__DATASET RECORDS__.
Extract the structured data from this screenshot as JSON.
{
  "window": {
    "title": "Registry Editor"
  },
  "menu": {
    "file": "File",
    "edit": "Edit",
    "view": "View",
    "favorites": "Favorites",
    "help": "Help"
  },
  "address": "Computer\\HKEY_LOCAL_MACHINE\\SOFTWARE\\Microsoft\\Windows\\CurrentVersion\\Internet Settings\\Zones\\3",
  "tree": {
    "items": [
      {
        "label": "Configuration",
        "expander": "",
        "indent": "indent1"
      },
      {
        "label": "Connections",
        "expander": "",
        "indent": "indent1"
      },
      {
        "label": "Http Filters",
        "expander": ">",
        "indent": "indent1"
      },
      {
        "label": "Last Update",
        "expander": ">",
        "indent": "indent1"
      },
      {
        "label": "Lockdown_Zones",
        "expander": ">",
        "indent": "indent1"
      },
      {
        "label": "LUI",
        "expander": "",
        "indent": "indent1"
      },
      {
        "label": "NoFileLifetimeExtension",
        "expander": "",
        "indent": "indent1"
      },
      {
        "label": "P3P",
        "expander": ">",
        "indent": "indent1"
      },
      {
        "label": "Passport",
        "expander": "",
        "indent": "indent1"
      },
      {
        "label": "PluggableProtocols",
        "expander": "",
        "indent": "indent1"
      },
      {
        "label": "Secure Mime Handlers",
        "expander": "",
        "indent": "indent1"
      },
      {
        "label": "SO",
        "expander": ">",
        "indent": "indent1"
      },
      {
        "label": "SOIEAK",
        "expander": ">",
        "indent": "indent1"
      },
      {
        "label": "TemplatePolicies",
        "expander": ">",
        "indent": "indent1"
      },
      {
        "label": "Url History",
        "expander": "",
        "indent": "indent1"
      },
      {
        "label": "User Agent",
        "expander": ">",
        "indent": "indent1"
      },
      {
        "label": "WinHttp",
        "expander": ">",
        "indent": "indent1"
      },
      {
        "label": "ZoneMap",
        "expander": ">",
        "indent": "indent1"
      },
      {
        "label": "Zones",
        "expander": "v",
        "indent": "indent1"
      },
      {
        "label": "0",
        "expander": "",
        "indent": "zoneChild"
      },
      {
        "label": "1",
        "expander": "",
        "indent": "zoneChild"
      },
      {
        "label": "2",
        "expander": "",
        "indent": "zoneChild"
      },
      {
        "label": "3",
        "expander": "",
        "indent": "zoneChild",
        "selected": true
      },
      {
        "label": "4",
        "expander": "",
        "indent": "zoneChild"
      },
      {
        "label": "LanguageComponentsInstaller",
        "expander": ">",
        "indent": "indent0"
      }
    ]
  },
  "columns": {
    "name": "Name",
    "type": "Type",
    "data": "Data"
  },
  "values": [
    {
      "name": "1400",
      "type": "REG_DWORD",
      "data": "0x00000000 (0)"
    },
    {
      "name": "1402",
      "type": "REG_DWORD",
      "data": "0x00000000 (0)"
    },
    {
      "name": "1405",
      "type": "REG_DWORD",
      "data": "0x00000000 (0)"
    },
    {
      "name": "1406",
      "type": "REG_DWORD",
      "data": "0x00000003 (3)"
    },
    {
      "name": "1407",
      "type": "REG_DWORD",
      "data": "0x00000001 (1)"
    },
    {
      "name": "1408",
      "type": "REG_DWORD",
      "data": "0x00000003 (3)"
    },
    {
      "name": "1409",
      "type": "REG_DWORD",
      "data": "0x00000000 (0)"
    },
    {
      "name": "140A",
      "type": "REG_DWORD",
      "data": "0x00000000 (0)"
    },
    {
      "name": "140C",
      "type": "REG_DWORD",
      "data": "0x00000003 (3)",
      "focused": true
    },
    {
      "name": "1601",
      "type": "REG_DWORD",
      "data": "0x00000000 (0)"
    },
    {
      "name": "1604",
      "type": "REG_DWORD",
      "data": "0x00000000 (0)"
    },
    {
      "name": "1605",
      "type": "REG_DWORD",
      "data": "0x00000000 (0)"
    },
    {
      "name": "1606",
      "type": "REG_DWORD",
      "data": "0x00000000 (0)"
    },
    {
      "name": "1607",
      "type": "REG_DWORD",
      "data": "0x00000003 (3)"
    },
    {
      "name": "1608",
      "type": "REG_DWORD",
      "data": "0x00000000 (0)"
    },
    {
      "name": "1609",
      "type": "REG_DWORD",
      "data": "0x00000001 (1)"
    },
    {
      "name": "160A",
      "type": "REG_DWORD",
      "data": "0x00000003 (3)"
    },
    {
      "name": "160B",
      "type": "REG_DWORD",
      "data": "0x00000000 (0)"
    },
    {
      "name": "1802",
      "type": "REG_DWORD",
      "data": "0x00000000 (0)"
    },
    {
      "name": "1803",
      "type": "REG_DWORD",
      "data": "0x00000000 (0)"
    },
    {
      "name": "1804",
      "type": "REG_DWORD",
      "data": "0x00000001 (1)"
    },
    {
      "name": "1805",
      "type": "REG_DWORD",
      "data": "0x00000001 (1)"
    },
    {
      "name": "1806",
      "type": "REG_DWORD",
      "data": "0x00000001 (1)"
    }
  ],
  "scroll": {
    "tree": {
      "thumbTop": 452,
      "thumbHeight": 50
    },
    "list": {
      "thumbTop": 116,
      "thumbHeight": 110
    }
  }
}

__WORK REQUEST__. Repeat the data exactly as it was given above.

__WRITTEN SOLUTION__.
Extract the structured data from this screenshot as JSON.
{
  "window": {
    "title": "Registry Editor"
  },
  "menu": {
    "file": "File",
    "edit": "Edit",
    "view": "View",
    "favorites": "Favorites",
    "help": "Help"
  },
  "address": "Computer\\HKEY_LOCAL_MACHINE\\SOFTWARE\\Microsoft\\Windows\\CurrentVersion\\Internet Settings\\Zones\\3",
  "tree": {
    "items": [
      {
        "label": "Configuration",
        "expander": "",
        "indent": "indent1"
      },
      {
        "label": "Connections",
        "expander": "",
        "indent": "indent1"
      },
      {
        "label": "Http Filters",
        "expander": ">",
        "indent": "indent1"
      },
      {
        "label": "Last Update",
        "expander": ">",
        "indent": "indent1"
      },
      {
        "label": "Lockdown_Zones",
        "expander": ">",
        "indent": "indent1"
      },
      {
        "label": "LUI",
        "expander": "",
        "indent": "indent1"
      },
      {
        "label": "NoFileLifetimeExtension",
        "expander": "",
        "indent": "indent1"
      },
      {
        "label": "P3P",
        "expander": ">",
        "indent": "indent1"
      },
      {
        "label": "Passport",
        "expander": "",
        "indent": "indent1"
      },
      {
        "label": "PluggableProtocols",
        "expander": "",
        "indent": "indent1"
      },
      {
        "label": "Secure Mime Handlers",
        "expander": "",
        "indent": "indent1"
      },
      {
        "label": "SO",
        "expander": ">",
        "indent": "indent1"
      },
      {
        "label": "SOIEAK",
        "expander": ">",
        "indent": "indent1"
      },
      {
        "label": "TemplatePolicies",
        "expander": ">",
        "indent": "indent1"
      },
      {
        "label": "Url History",
        "expander": "",
        "indent": "indent1"
      },
      {
        "label": "User Agent",
        "expander": ">",
        "indent": "indent1"
      },
      {
        "label": "WinHttp",
        "expander": ">",
        "indent": "indent1"
      },
      {
        "label": "ZoneMap",
        "expander": ">",
        "indent": "indent1"
      },
      {
        "label": "Zones",
        "expander": "v",
        "indent": "indent1"
      },
      {
        "label": "0",
        "expander": "",
        "indent": "zoneChild"
      },
      {
        "label": "1",
        "expander": "",
        "indent": "zoneChild"
      },
      {
        "label": "2",
        "expander": "",
        "indent": "zoneChild"
      },
      {
        "label": "3",
        "expander": "",
        "indent": "zoneChild",
        "selected": true
      },
      {
        "label": "4",
        "expander": "",
        "indent": "zoneChild"
      },
      {
        "label": "LanguageComponentsInstaller",
        "expander": ">",
        "indent": "indent0"
      }
    ]
  },
  "columns": {
    "name": "Name",
    "type": "Type",
    "data": "Data"
  },
  "values": [
    {
      "name": "1400",
      "type": "REG_DWORD",
      "data": "0x00000000 (0)"
    },
    {
      "name": "1402",
      "type": "REG_DWORD",
      "data": "0x00000000 (0)"
    },
    {
      "name": "1405",
      "type": "REG_DWORD",
      "data": "0x00000000 (0)"
    },
    {
      "name": "1406",
      "type": "REG_DWORD",
      "data": "0x00000003 (3)"
    },
    {
      "name": "1407",
      "type": "REG_DWORD",
      "data": "0x00000001 (1)"
    },
    {
      "name": "1408",
      "type": "REG_DWORD",
      "data": "0x00000003 (3)"
    },
    {
      "name": "1409",
      "type": "REG_DWORD",
      "data": "0x00000000 (0)"
    },
    {
      "name": "140A",
      "type": "REG_DWORD",
      "data": "0x00000000 (0)"
    },
    {
      "name": "140C",
      "type": "REG_DWORD",
      "data": "0x00000003 (3)",
      "focused": true
    },
    {
      "name": "1601",
      "type": "REG_DWORD",
      "data": "0x00000000 (0)"
    },
    {
      "name": "1604",
      "type": "REG_DWORD",
      "data": "0x00000000 (0)"
    },
    {
      "name": "1605",
      "type": "REG_DWORD",
      "data": "0x00000000 (0)"
    },
    {
      "name": "1606",
      "type": "REG_DWORD",
      "data": "0x00000000 (0)"
    },
    {
      "name": "1607",
      "type": "REG_DWORD",
      "data": "0x00000003 (3)"
    },
    {
      "name": "1608",
      "type": "REG_DWORD",
      "data": "0x00000000 (0)"
    },
    {
      "name": "1609",
      "type": "REG_DWORD",
      "data": "0x00000001 (1)"
    },
    {
      "name": "160A",
      "type": "REG_DWORD",
      "data": "0x00000003 (3)"
    },
    {
      "name": "160B",
      "type": "REG_DWORD",
      "data": "0x00000000 (0)"
    },
    {
      "name": "1802",
      "type": "REG_DWORD",
      "data": "0x00000000 (0)"
    },
    {
      "name": "1803",
      "type": "REG_DWORD",
      "data": "0x00000000 (0)"
    },
    {
      "name": "1804",
      "type": "REG_DWORD",
      "data": "0x00000001 (1)"
    },
    {
      "name": "1805",
      "type": "REG_DWORD",
      "data": "0x00000001 (1)"
    },
    {
      "name": "1806",
      "type": "REG_DWORD",
      "data": "0x00000001 (1)"
    }
  ],
  "scroll": {
    "tree": {
      "thumbTop": 452,
      "thumbHeight": 50
    },
    "list": {
      "thumbTop": 116,
      "thumbHeight": 110
    }
  }
}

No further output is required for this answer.